Exercise aim = From the first line to the last, give the records again exactly and skip the pictures.

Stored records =

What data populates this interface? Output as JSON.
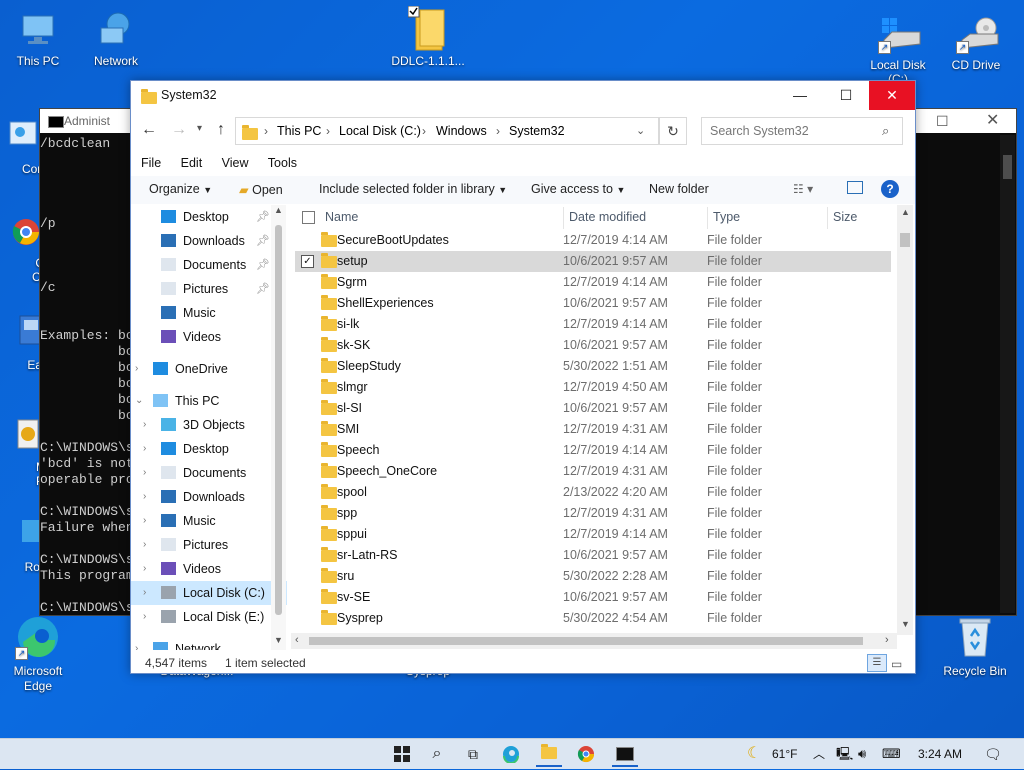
{
  "desktop": {
    "icons": {
      "this_pc": "This PC",
      "network": "Network",
      "ddlc": "DDLC-1.1.1...",
      "local_disk": "Local Disk (C:)",
      "cd_drive": "CD Drive",
      "control": "Contro",
      "google_chrome_1": "Goo",
      "google_chrome_2": "Chro",
      "easybcd": "EasyB",
      "mini_1": "Mini",
      "mini_2": "Part",
      "roblox": "Roblox",
      "edge_1": "Microsoft",
      "edge_2": "Edge",
      "datawagon": "DataWagon...",
      "sysprep": "Sysprep",
      "recycle_bin": "Recycle Bin"
    }
  },
  "cmd": {
    "title": "Administ",
    "lines": [
      "/bcdclean",
      "/p",
      "/c",
      "Examples: bc",
      "          bc",
      "          bc",
      "          bc",
      "          bc",
      "          bc",
      "C:\\WINDOWS\\s",
      "'bcd' is not",
      "operable pro",
      "C:\\WINDOWS\\s",
      "Failure when",
      "C:\\WINDOWS\\s",
      "This program",
      "C:\\WINDOWS\\s"
    ]
  },
  "explorer": {
    "title": "System32",
    "breadcrumb": [
      "This PC",
      "Local Disk (C:)",
      "Windows",
      "System32"
    ],
    "search_placeholder": "Search System32",
    "menu": [
      "File",
      "Edit",
      "View",
      "Tools"
    ],
    "toolbar": {
      "organize": "Organize",
      "open": "Open",
      "include": "Include selected folder in library",
      "give_access": "Give access to",
      "new_folder": "New folder"
    },
    "nav": {
      "quick": [
        {
          "label": "Desktop"
        },
        {
          "label": "Downloads"
        },
        {
          "label": "Documents"
        },
        {
          "label": "Pictures"
        },
        {
          "label": "Music"
        },
        {
          "label": "Videos"
        }
      ],
      "onedrive": "OneDrive",
      "this_pc": "This PC",
      "pc_items": [
        {
          "label": "3D Objects"
        },
        {
          "label": "Desktop"
        },
        {
          "label": "Documents"
        },
        {
          "label": "Downloads"
        },
        {
          "label": "Music"
        },
        {
          "label": "Pictures"
        },
        {
          "label": "Videos"
        },
        {
          "label": "Local Disk (C:)"
        },
        {
          "label": "Local Disk (E:)"
        }
      ],
      "network": "Network"
    },
    "columns": {
      "name": "Name",
      "date": "Date modified",
      "type": "Type",
      "size": "Size"
    },
    "rows": [
      {
        "name": "SecureBootUpdates",
        "date": "12/7/2019 4:14 AM",
        "type": "File folder"
      },
      {
        "name": "setup",
        "date": "10/6/2021 9:57 AM",
        "type": "File folder",
        "selected": true
      },
      {
        "name": "Sgrm",
        "date": "12/7/2019 4:14 AM",
        "type": "File folder"
      },
      {
        "name": "ShellExperiences",
        "date": "10/6/2021 9:57 AM",
        "type": "File folder"
      },
      {
        "name": "si-lk",
        "date": "12/7/2019 4:14 AM",
        "type": "File folder"
      },
      {
        "name": "sk-SK",
        "date": "10/6/2021 9:57 AM",
        "type": "File folder"
      },
      {
        "name": "SleepStudy",
        "date": "5/30/2022 1:51 AM",
        "type": "File folder"
      },
      {
        "name": "slmgr",
        "date": "12/7/2019 4:50 AM",
        "type": "File folder"
      },
      {
        "name": "sl-SI",
        "date": "10/6/2021 9:57 AM",
        "type": "File folder"
      },
      {
        "name": "SMI",
        "date": "12/7/2019 4:31 AM",
        "type": "File folder"
      },
      {
        "name": "Speech",
        "date": "12/7/2019 4:14 AM",
        "type": "File folder"
      },
      {
        "name": "Speech_OneCore",
        "date": "12/7/2019 4:31 AM",
        "type": "File folder"
      },
      {
        "name": "spool",
        "date": "2/13/2022 4:20 AM",
        "type": "File folder"
      },
      {
        "name": "spp",
        "date": "12/7/2019 4:31 AM",
        "type": "File folder"
      },
      {
        "name": "sppui",
        "date": "12/7/2019 4:14 AM",
        "type": "File folder"
      },
      {
        "name": "sr-Latn-RS",
        "date": "10/6/2021 9:57 AM",
        "type": "File folder"
      },
      {
        "name": "sru",
        "date": "5/30/2022 2:28 AM",
        "type": "File folder"
      },
      {
        "name": "sv-SE",
        "date": "10/6/2021 9:57 AM",
        "type": "File folder"
      },
      {
        "name": "Sysprep",
        "date": "5/30/2022 4:54 AM",
        "type": "File folder"
      }
    ],
    "status": {
      "items": "4,547 items",
      "selected": "1 item selected"
    }
  },
  "taskbar": {
    "temperature": "61°F",
    "time": "3:24 AM"
  }
}
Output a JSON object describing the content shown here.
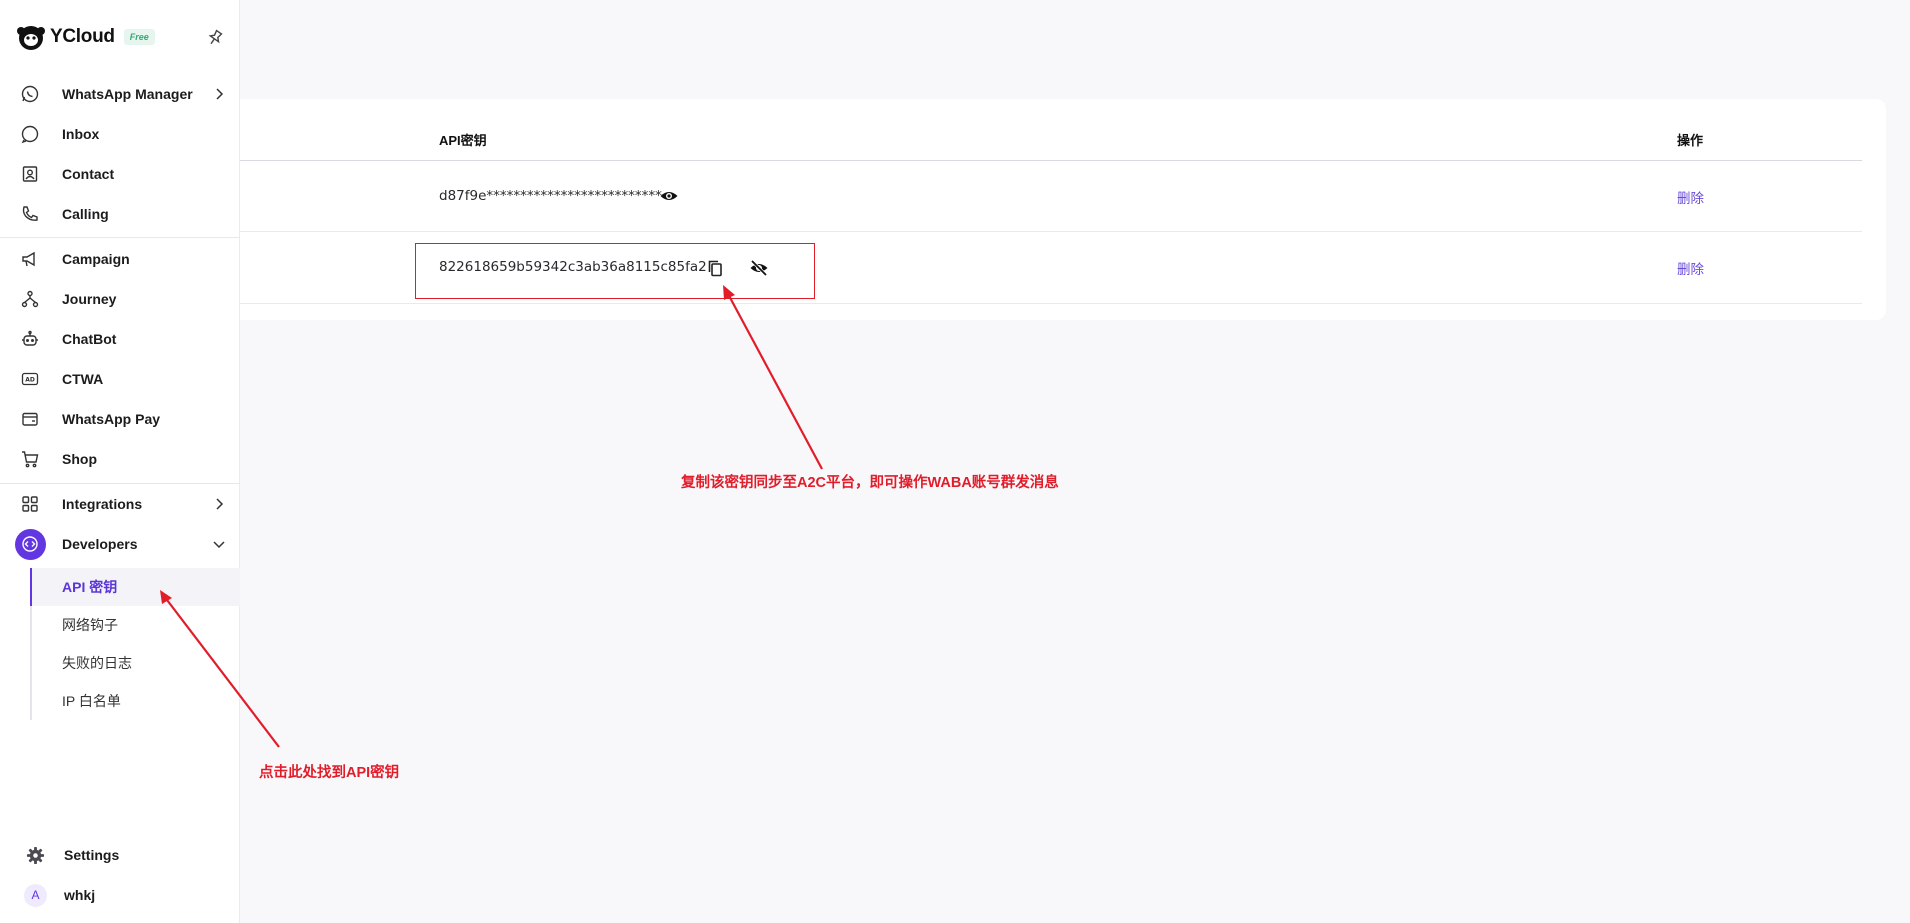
{
  "brand": {
    "name": "YCloud",
    "badge": "Free"
  },
  "sidebar": {
    "items": [
      {
        "label": "WhatsApp Manager",
        "icon": "whatsapp-icon",
        "has_submenu": true
      },
      {
        "label": "Inbox",
        "icon": "chat-bubble-icon"
      },
      {
        "label": "Contact",
        "icon": "contact-card-icon"
      },
      {
        "label": "Calling",
        "icon": "phone-icon"
      },
      {
        "label": "Campaign",
        "icon": "megaphone-icon"
      },
      {
        "label": "Journey",
        "icon": "journey-flow-icon"
      },
      {
        "label": "ChatBot",
        "icon": "robot-icon"
      },
      {
        "label": "CTWA",
        "icon": "ad-icon"
      },
      {
        "label": "WhatsApp Pay",
        "icon": "wallet-icon"
      },
      {
        "label": "Shop",
        "icon": "cart-icon"
      },
      {
        "label": "Integrations",
        "icon": "grid-icon",
        "has_submenu": true
      },
      {
        "label": "Developers",
        "icon": "code-icon",
        "expanded": true
      }
    ],
    "developer_subitems": [
      {
        "label": "API 密钥",
        "active": true
      },
      {
        "label": "网络钩子"
      },
      {
        "label": "失败的日志"
      },
      {
        "label": "IP 白名单"
      }
    ],
    "settings_label": "Settings",
    "user": {
      "avatar_letter": "A",
      "name": "whkj"
    }
  },
  "table": {
    "headers": {
      "api_key": "API密钥",
      "action": "操作"
    },
    "rows": [
      {
        "key": "d87f9e**************************",
        "action": "删除",
        "visible": false
      },
      {
        "key": "822618659b59342c3ab36a8115c85fa2",
        "action": "删除",
        "visible": true
      }
    ]
  },
  "annotations": {
    "copy_note": "复制该密钥同步至A2C平台，即可操作WABA账号群发消息",
    "click_note": "点击此处找到API密钥"
  },
  "colors": {
    "accent": "#6236e0",
    "annotation_red": "#e11d2a",
    "link": "#6a4ad9"
  }
}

Answer to this task =
What data populates this interface? Output as JSON.
{
  "desktop": {
    "icons": {
      "this_pc": "This PC",
      "network": "Network",
      "ddlc": "DDLC-1.1.1...",
      "local_disk": "Local Disk (C:)",
      "cd_drive": "CD Drive",
      "control": "Contro",
      "google_chrome_1": "Goo",
      "google_chrome_2": "Chro",
      "easybcd": "EasyB",
      "mini_1": "Mini",
      "mini_2": "Part",
      "roblox": "Roblox",
      "edge_1": "Microsoft",
      "edge_2": "Edge",
      "datawagon": "DataWagon...",
      "sysprep": "Sysprep",
      "recycle_bin": "Recycle Bin"
    }
  },
  "cmd": {
    "title": "Administ",
    "lines": [
      "/bcdclean",
      "/p",
      "/c",
      "Examples: bc",
      "          bc",
      "          bc",
      "          bc",
      "          bc",
      "          bc",
      "C:\\WINDOWS\\s",
      "'bcd' is not",
      "operable pro",
      "C:\\WINDOWS\\s",
      "Failure when",
      "C:\\WINDOWS\\s",
      "This program",
      "C:\\WINDOWS\\s"
    ]
  },
  "explorer": {
    "title": "System32",
    "breadcrumb": [
      "This PC",
      "Local Disk (C:)",
      "Windows",
      "System32"
    ],
    "search_placeholder": "Search System32",
    "menu": [
      "File",
      "Edit",
      "View",
      "Tools"
    ],
    "toolbar": {
      "organize": "Organize",
      "open": "Open",
      "include": "Include selected folder in library",
      "give_access": "Give access to",
      "new_folder": "New folder"
    },
    "nav": {
      "quick": [
        {
          "label": "Desktop"
        },
        {
          "label": "Downloads"
        },
        {
          "label": "Documents"
        },
        {
          "label": "Pictures"
        },
        {
          "label": "Music"
        },
        {
          "label": "Videos"
        }
      ],
      "onedrive": "OneDrive",
      "this_pc": "This PC",
      "pc_items": [
        {
          "label": "3D Objects"
        },
        {
          "label": "Desktop"
        },
        {
          "label": "Documents"
        },
        {
          "label": "Downloads"
        },
        {
          "label": "Music"
        },
        {
          "label": "Pictures"
        },
        {
          "label": "Videos"
        },
        {
          "label": "Local Disk (C:)"
        },
        {
          "label": "Local Disk (E:)"
        }
      ],
      "network": "Network"
    },
    "columns": {
      "name": "Name",
      "date": "Date modified",
      "type": "Type",
      "size": "Size"
    },
    "rows": [
      {
        "name": "SecureBootUpdates",
        "date": "12/7/2019 4:14 AM",
        "type": "File folder"
      },
      {
        "name": "setup",
        "date": "10/6/2021 9:57 AM",
        "type": "File folder",
        "selected": true
      },
      {
        "name": "Sgrm",
        "date": "12/7/2019 4:14 AM",
        "type": "File folder"
      },
      {
        "name": "ShellExperiences",
        "date": "10/6/2021 9:57 AM",
        "type": "File folder"
      },
      {
        "name": "si-lk",
        "date": "12/7/2019 4:14 AM",
        "type": "File folder"
      },
      {
        "name": "sk-SK",
        "date": "10/6/2021 9:57 AM",
        "type": "File folder"
      },
      {
        "name": "SleepStudy",
        "date": "5/30/2022 1:51 AM",
        "type": "File folder"
      },
      {
        "name": "slmgr",
        "date": "12/7/2019 4:50 AM",
        "type": "File folder"
      },
      {
        "name": "sl-SI",
        "date": "10/6/2021 9:57 AM",
        "type": "File folder"
      },
      {
        "name": "SMI",
        "date": "12/7/2019 4:31 AM",
        "type": "File folder"
      },
      {
        "name": "Speech",
        "date": "12/7/2019 4:14 AM",
        "type": "File folder"
      },
      {
        "name": "Speech_OneCore",
        "date": "12/7/2019 4:31 AM",
        "type": "File folder"
      },
      {
        "name": "spool",
        "date": "2/13/2022 4:20 AM",
        "type": "File folder"
      },
      {
        "name": "spp",
        "date": "12/7/2019 4:31 AM",
        "type": "File folder"
      },
      {
        "name": "sppui",
        "date": "12/7/2019 4:14 AM",
        "type": "File folder"
      },
      {
        "name": "sr-Latn-RS",
        "date": "10/6/2021 9:57 AM",
        "type": "File folder"
      },
      {
        "name": "sru",
        "date": "5/30/2022 2:28 AM",
        "type": "File folder"
      },
      {
        "name": "sv-SE",
        "date": "10/6/2021 9:57 AM",
        "type": "File folder"
      },
      {
        "name": "Sysprep",
        "date": "5/30/2022 4:54 AM",
        "type": "File folder"
      }
    ],
    "status": {
      "items": "4,547 items",
      "selected": "1 item selected"
    }
  },
  "taskbar": {
    "temperature": "61°F",
    "time": "3:24 AM"
  }
}
Output a JSON object describing the content shown here.
{
  "brand": {
    "name": "YCloud",
    "badge": "Free"
  },
  "sidebar": {
    "items": [
      {
        "label": "WhatsApp Manager",
        "icon": "whatsapp-icon",
        "has_submenu": true
      },
      {
        "label": "Inbox",
        "icon": "chat-bubble-icon"
      },
      {
        "label": "Contact",
        "icon": "contact-card-icon"
      },
      {
        "label": "Calling",
        "icon": "phone-icon"
      },
      {
        "label": "Campaign",
        "icon": "megaphone-icon"
      },
      {
        "label": "Journey",
        "icon": "journey-flow-icon"
      },
      {
        "label": "ChatBot",
        "icon": "robot-icon"
      },
      {
        "label": "CTWA",
        "icon": "ad-icon"
      },
      {
        "label": "WhatsApp Pay",
        "icon": "wallet-icon"
      },
      {
        "label": "Shop",
        "icon": "cart-icon"
      },
      {
        "label": "Integrations",
        "icon": "grid-icon",
        "has_submenu": true
      },
      {
        "label": "Developers",
        "icon": "code-icon",
        "expanded": true
      }
    ],
    "developer_subitems": [
      {
        "label": "API 密钥",
        "active": true
      },
      {
        "label": "网络钩子"
      },
      {
        "label": "失败的日志"
      },
      {
        "label": "IP 白名单"
      }
    ],
    "settings_label": "Settings",
    "user": {
      "avatar_letter": "A",
      "name": "whkj"
    }
  },
  "table": {
    "headers": {
      "api_key": "API密钥",
      "action": "操作"
    },
    "rows": [
      {
        "key": "d87f9e**************************",
        "action": "删除",
        "visible": false
      },
      {
        "key": "822618659b59342c3ab36a8115c85fa2",
        "action": "删除",
        "visible": true
      }
    ]
  },
  "annotations": {
    "copy_note": "复制该密钥同步至A2C平台，即可操作WABA账号群发消息",
    "click_note": "点击此处找到API密钥"
  },
  "colors": {
    "accent": "#6236e0",
    "annotation_red": "#e11d2a",
    "link": "#6a4ad9"
  }
}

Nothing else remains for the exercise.